-------- INFORMATION GIVEN
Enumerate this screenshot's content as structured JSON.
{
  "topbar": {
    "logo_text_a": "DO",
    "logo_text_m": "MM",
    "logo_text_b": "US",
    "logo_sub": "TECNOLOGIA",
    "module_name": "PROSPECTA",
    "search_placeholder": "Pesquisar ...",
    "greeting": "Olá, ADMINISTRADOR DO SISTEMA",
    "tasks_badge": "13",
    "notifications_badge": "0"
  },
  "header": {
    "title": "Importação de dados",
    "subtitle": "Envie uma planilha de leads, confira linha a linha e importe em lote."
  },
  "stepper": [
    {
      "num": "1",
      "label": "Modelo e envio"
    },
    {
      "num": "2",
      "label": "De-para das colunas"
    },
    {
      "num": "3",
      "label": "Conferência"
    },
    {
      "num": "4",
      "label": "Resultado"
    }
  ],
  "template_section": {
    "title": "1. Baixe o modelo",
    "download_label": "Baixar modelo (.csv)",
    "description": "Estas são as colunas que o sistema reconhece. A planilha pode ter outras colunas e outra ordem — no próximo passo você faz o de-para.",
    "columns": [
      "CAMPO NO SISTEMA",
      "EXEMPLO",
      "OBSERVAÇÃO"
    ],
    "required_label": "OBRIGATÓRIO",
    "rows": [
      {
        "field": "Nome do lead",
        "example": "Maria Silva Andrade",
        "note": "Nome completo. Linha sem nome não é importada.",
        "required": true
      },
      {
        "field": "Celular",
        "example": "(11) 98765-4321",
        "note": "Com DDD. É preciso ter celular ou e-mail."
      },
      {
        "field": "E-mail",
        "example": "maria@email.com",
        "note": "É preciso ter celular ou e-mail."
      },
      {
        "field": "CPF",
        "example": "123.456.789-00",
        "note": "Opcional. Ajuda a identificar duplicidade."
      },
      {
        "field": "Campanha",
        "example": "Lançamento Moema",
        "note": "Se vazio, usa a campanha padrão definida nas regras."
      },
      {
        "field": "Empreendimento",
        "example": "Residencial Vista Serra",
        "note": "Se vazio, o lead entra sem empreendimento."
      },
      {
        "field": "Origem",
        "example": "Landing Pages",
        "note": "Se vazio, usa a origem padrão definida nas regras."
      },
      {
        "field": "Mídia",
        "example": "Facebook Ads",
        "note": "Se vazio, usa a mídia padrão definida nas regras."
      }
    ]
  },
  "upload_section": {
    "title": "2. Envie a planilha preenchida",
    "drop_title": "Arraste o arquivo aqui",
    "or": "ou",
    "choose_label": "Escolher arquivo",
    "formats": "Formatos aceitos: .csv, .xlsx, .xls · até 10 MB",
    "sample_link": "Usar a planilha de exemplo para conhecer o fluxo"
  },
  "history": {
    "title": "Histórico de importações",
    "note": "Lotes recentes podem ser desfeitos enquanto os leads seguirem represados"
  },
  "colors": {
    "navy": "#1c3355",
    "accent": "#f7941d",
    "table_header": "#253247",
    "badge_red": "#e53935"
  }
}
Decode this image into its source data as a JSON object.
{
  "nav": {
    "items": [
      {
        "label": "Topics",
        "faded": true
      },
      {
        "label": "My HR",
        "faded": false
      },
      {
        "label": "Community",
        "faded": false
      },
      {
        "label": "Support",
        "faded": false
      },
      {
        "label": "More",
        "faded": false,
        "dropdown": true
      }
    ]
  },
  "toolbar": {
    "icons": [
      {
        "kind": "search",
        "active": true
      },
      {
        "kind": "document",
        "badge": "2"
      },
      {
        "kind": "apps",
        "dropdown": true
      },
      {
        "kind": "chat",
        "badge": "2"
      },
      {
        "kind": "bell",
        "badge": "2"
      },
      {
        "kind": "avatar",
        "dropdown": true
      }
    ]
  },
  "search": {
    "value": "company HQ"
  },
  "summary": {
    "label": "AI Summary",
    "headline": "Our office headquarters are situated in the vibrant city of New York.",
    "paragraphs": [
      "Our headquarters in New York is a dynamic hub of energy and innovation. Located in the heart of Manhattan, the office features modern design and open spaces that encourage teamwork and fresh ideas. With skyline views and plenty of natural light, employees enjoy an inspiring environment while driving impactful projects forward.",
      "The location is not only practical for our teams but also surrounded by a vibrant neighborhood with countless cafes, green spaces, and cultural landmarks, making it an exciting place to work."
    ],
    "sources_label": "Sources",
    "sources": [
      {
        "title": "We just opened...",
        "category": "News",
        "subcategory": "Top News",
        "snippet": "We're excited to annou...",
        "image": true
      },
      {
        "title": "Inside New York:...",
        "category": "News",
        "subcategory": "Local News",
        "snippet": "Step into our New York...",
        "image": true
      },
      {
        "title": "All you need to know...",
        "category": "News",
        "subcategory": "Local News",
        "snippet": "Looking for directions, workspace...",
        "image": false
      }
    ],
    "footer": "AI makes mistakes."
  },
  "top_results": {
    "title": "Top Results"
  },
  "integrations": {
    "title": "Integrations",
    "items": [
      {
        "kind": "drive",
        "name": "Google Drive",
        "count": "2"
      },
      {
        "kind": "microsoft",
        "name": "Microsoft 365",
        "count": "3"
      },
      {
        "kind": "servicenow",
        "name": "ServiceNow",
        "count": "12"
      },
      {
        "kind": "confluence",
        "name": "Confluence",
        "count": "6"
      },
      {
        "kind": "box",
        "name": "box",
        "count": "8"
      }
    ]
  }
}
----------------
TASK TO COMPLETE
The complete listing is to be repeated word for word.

ANSWER TO THIS TASK
Enumerate this screenshot's content as structured JSON.
{
  "topbar": {
    "logo_text_a": "DO",
    "logo_text_m": "MM",
    "logo_text_b": "US",
    "logo_sub": "TECNOLOGIA",
    "module_name": "PROSPECTA",
    "search_placeholder": "Pesquisar ...",
    "greeting": "Olá, ADMINISTRADOR DO SISTEMA",
    "tasks_badge": "13",
    "notifications_badge": "0"
  },
  "header": {
    "title": "Importação de dados",
    "subtitle": "Envie uma planilha de leads, confira linha a linha e importe em lote."
  },
  "stepper": [
    {
      "num": "1",
      "label": "Modelo e envio"
    },
    {
      "num": "2",
      "label": "De-para das colunas"
    },
    {
      "num": "3",
      "label": "Conferência"
    },
    {
      "num": "4",
      "label": "Resultado"
    }
  ],
  "template_section": {
    "title": "1. Baixe o modelo",
    "download_label": "Baixar modelo (.csv)",
    "description": "Estas são as colunas que o sistema reconhece. A planilha pode ter outras colunas e outra ordem — no próximo passo você faz o de-para.",
    "columns": [
      "CAMPO NO SISTEMA",
      "EXEMPLO",
      "OBSERVAÇÃO"
    ],
    "required_label": "OBRIGATÓRIO",
    "rows": [
      {
        "field": "Nome do lead",
        "example": "Maria Silva Andrade",
        "note": "Nome completo. Linha sem nome não é importada.",
        "required": true
      },
      {
        "field": "Celular",
        "example": "(11) 98765-4321",
        "note": "Com DDD. É preciso ter celular ou e-mail."
      },
      {
        "field": "E-mail",
        "example": "maria@email.com",
        "note": "É preciso ter celular ou e-mail."
      },
      {
        "field": "CPF",
        "example": "123.456.789-00",
        "note": "Opcional. Ajuda a identificar duplicidade."
      },
      {
        "field": "Campanha",
        "example": "Lançamento Moema",
        "note": "Se vazio, usa a campanha padrão definida nas regras."
      },
      {
        "field": "Empreendimento",
        "example": "Residencial Vista Serra",
        "note": "Se vazio, o lead entra sem empreendimento."
      },
      {
        "field": "Origem",
        "example": "Landing Pages",
        "note": "Se vazio, usa a origem padrão definida nas regras."
      },
      {
        "field": "Mídia",
        "example": "Facebook Ads",
        "note": "Se vazio, usa a mídia padrão definida nas regras."
      }
    ]
  },
  "upload_section": {
    "title": "2. Envie a planilha preenchida",
    "drop_title": "Arraste o arquivo aqui",
    "or": "ou",
    "choose_label": "Escolher arquivo",
    "formats": "Formatos aceitos: .csv, .xlsx, .xls · até 10 MB",
    "sample_link": "Usar a planilha de exemplo para conhecer o fluxo"
  },
  "history": {
    "title": "Histórico de importações",
    "note": "Lotes recentes podem ser desfeitos enquanto os leads seguirem represados"
  },
  "colors": {
    "navy": "#1c3355",
    "accent": "#f7941d",
    "table_header": "#253247",
    "badge_red": "#e53935"
  }
}
Decode this image into its source data as a JSON object.
{
  "nav": {
    "items": [
      {
        "label": "Topics",
        "faded": true
      },
      {
        "label": "My HR",
        "faded": false
      },
      {
        "label": "Community",
        "faded": false
      },
      {
        "label": "Support",
        "faded": false
      },
      {
        "label": "More",
        "faded": false,
        "dropdown": true
      }
    ]
  },
  "toolbar": {
    "icons": [
      {
        "kind": "search",
        "active": true
      },
      {
        "kind": "document",
        "badge": "2"
      },
      {
        "kind": "apps",
        "dropdown": true
      },
      {
        "kind": "chat",
        "badge": "2"
      },
      {
        "kind": "bell",
        "badge": "2"
      },
      {
        "kind": "avatar",
        "dropdown": true
      }
    ]
  },
  "search": {
    "value": "company HQ"
  },
  "summary": {
    "label": "AI Summary",
    "headline": "Our office headquarters are situated in the vibrant city of New York.",
    "paragraphs": [
      "Our headquarters in New York is a dynamic hub of energy and innovation. Located in the heart of Manhattan, the office features modern design and open spaces that encourage teamwork and fresh ideas. With skyline views and plenty of natural light, employees enjoy an inspiring environment while driving impactful projects forward.",
      "The location is not only practical for our teams but also surrounded by a vibrant neighborhood with countless cafes, green spaces, and cultural landmarks, making it an exciting place to work."
    ],
    "sources_label": "Sources",
    "sources": [
      {
        "title": "We just opened...",
        "category": "News",
        "subcategory": "Top News",
        "snippet": "We're excited to annou...",
        "image": true
      },
      {
        "title": "Inside New York:...",
        "category": "News",
        "subcategory": "Local News",
        "snippet": "Step into our New York...",
        "image": true
      },
      {
        "title": "All you need to know...",
        "category": "News",
        "subcategory": "Local News",
        "snippet": "Looking for directions, workspace...",
        "image": false
      }
    ],
    "footer": "AI makes mistakes."
  },
  "top_results": {
    "title": "Top Results"
  },
  "integrations": {
    "title": "Integrations",
    "items": [
      {
        "kind": "drive",
        "name": "Google Drive",
        "count": "2"
      },
      {
        "kind": "microsoft",
        "name": "Microsoft 365",
        "count": "3"
      },
      {
        "kind": "servicenow",
        "name": "ServiceNow",
        "count": "12"
      },
      {
        "kind": "confluence",
        "name": "Confluence",
        "count": "6"
      },
      {
        "kind": "box",
        "name": "box",
        "count": "8"
      }
    ]
  }
}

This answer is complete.